The problem –
Scan the records below. Copy every line in which the word "Name" appears.

Element data from apps and pages –
☆ ☆ ☆ ☆ ☆ ☆ ☆
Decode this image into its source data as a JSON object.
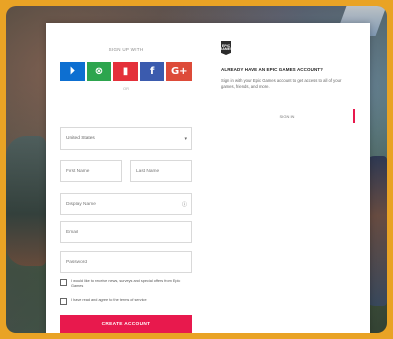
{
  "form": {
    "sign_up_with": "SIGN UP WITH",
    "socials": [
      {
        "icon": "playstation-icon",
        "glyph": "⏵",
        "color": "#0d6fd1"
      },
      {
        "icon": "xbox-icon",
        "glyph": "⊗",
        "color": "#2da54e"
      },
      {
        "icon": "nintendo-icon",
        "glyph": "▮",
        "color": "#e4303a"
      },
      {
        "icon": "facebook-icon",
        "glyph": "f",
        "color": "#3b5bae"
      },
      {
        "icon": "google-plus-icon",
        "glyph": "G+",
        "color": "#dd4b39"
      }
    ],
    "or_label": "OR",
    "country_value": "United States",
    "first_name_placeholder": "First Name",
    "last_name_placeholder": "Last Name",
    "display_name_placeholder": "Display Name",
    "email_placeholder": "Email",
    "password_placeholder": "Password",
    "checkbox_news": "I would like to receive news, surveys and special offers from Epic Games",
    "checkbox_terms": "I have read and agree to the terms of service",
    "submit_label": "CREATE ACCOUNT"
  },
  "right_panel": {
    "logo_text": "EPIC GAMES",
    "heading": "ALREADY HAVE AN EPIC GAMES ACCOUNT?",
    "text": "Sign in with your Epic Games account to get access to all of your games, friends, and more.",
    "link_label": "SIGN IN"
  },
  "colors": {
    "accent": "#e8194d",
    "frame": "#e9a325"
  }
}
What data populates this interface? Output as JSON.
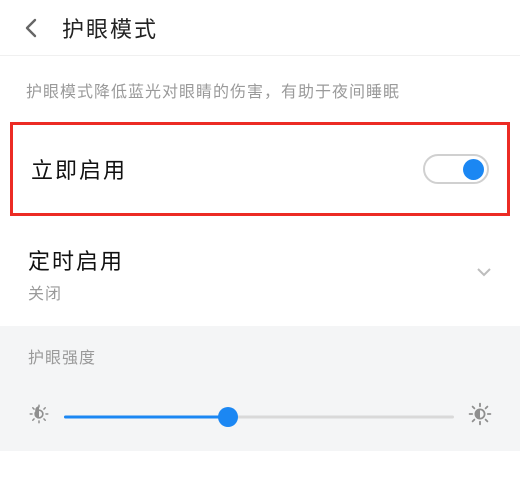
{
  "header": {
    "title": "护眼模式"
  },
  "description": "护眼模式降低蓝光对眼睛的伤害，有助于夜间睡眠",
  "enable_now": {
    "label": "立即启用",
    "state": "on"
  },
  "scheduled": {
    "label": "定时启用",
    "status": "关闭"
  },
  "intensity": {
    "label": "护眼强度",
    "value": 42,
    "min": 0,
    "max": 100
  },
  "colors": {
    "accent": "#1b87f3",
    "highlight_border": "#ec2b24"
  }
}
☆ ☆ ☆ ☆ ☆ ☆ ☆
Output of the task –
    "first_name_placeholder": "First Name",
    "last_name_placeholder": "Last Name",
    "display_name_placeholder": "Display Name",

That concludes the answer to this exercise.